One of the more frustrating aspects of public relations (PR) is that it can be harder to measure ROI than traditional advertising or digital marketing, for example. What’s more, good PR can often take a little bit of time to make an impact and in today’s world of instant gratification, that can make those approving PR budgets antsy. Enter pay-for-placement PR. But does it really work? Let’s find out.

Pay-for-Placement PR Defined

PR firms offer different types of payment models such as an hourly rate or a monthly retainer for their services. Another lesser-known model is called pay-for-placement PR which means the firm only gets paid after a story about you appears in the media. It’s an option that often appeals to startups or small-business owners who have limited budgets.

Expectations versus Reality with Pay-for-Placement PR

While this model can be effective, it’s not without controversy. Here’s our take on the realities of pay-for-placement PR.


  • You get what you pay for – Instead of wondering what exactly your PR firm is doing to earn that PR retainer or if they should be charging more or fewer hours to get the results you want, with pay-for-placement PR, you eliminate that uncertainty.
  • Focuses on the short-term goal – This often works for startups or small businesses who need to create some quick brand awareness or publicity for a new product release and/or an event. But don’t yet need some of the more long-term PR services like reputation management or media training.

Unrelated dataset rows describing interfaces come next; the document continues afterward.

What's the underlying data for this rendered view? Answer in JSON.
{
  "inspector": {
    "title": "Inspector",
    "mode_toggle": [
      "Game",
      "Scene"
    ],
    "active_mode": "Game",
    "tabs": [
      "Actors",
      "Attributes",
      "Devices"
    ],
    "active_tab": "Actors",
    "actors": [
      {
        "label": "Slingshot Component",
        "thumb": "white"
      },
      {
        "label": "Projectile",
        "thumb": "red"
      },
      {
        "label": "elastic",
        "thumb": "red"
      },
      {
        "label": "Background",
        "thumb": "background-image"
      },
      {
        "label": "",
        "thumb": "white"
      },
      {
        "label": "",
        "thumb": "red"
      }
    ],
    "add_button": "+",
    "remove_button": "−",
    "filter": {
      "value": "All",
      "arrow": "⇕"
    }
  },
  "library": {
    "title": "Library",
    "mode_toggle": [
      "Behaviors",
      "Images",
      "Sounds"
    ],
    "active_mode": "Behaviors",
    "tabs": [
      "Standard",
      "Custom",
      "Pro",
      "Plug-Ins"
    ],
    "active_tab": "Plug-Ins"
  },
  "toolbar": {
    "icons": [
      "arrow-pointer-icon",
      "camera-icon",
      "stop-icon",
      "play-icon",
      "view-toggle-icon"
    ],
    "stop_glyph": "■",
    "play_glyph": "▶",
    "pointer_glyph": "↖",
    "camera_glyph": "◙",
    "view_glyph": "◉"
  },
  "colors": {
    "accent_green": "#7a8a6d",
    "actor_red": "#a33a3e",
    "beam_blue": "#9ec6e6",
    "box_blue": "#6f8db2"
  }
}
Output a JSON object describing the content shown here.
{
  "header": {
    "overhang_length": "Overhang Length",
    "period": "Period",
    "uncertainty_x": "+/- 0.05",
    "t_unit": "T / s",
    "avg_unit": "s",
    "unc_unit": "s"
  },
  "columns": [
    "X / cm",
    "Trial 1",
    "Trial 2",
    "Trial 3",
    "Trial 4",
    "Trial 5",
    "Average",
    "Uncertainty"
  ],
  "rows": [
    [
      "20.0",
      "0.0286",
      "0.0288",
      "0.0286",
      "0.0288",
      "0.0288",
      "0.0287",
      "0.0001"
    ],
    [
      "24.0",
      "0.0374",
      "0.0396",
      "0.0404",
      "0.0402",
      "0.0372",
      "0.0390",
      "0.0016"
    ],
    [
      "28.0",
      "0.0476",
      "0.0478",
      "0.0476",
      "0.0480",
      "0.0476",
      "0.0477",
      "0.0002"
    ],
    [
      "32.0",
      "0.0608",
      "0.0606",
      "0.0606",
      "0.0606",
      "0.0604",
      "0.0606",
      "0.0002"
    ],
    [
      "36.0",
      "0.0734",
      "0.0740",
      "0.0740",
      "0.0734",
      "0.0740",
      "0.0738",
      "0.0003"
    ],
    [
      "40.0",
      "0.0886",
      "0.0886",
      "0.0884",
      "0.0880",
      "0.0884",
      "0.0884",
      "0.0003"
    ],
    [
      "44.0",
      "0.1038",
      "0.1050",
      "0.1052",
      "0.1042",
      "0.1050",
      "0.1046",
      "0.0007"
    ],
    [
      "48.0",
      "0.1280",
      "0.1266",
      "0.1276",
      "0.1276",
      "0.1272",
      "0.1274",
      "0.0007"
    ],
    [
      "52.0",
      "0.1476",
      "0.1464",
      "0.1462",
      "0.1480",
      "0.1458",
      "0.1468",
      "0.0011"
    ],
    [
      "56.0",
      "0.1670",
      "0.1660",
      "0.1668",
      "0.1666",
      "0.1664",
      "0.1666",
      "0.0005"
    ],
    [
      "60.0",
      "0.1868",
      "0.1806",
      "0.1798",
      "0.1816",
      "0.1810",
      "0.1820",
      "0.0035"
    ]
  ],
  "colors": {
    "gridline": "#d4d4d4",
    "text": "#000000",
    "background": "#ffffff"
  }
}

  • Not every media placement is the same – Is a media placement in an obscure local publication the same as one in the lead publication in your industry? No, but you might be paying the same if you’re not careful upfront with this model. It’s about quality versus quantity. And that goes for how prominently your brand, product, or service is featured, too. It doesn’t do you much good if you only garner a small mention.
  • It can limit the relationship with your PR firm – Pay-for-placement PR is transactional, no doubt, and while that’s not necessarily a bad thing, part of the key to success with public relations is the strength of your partnership with the firm you use. When your PR firm is immersed in your brand they can tell your story more effectively, and retainer clients typically get more value-added services by the nature of their investment.
  • The model can invite abuse – If there’s a system to game, someone will find a way regardless of the industry and PR is no different. Yes, there are some unscrupulous firms out there who may cut corners and/or try to offer kickbacks to journalists to gain placements. This is completely unethical, but don’t let it overshadow a model that can work when done correctly especially when there are ways you can protect yourself and your brand.

Meeting Expectations with Pay-for-Placement PR

To meet (or exceed) expectations you have to set them clearly, of course. That’s one of the ways to ensure you get the best results with pay-for-placement PR (or any type of public relations, advertising, or marketing). Yet, you’d be surprised how many brands do so. But that’s a post for another time. Other ways to ensure your expectations are met with pay-for-placement PR include:

  • Do your homework on the best type of PR firm to represent you, and not just for pay-for-placement, but also for your brand and industry in general. Then vet them thoroughly.
  • Again, define what you want to achieve. What types of media publications, placements, and mentions equal success to you?
  • Develop as close a working relationship with your PR firm as possible with this model; the better they know your brand and the better you work together, the better your media placements will be.
  • Track the work your PR firm is doing and make sure you can make adjustments if you don’t think you’re getting your money’s worth.

To learn more about how R public relations services can help your business, click HERE to schedule a FREE Discovery Call today!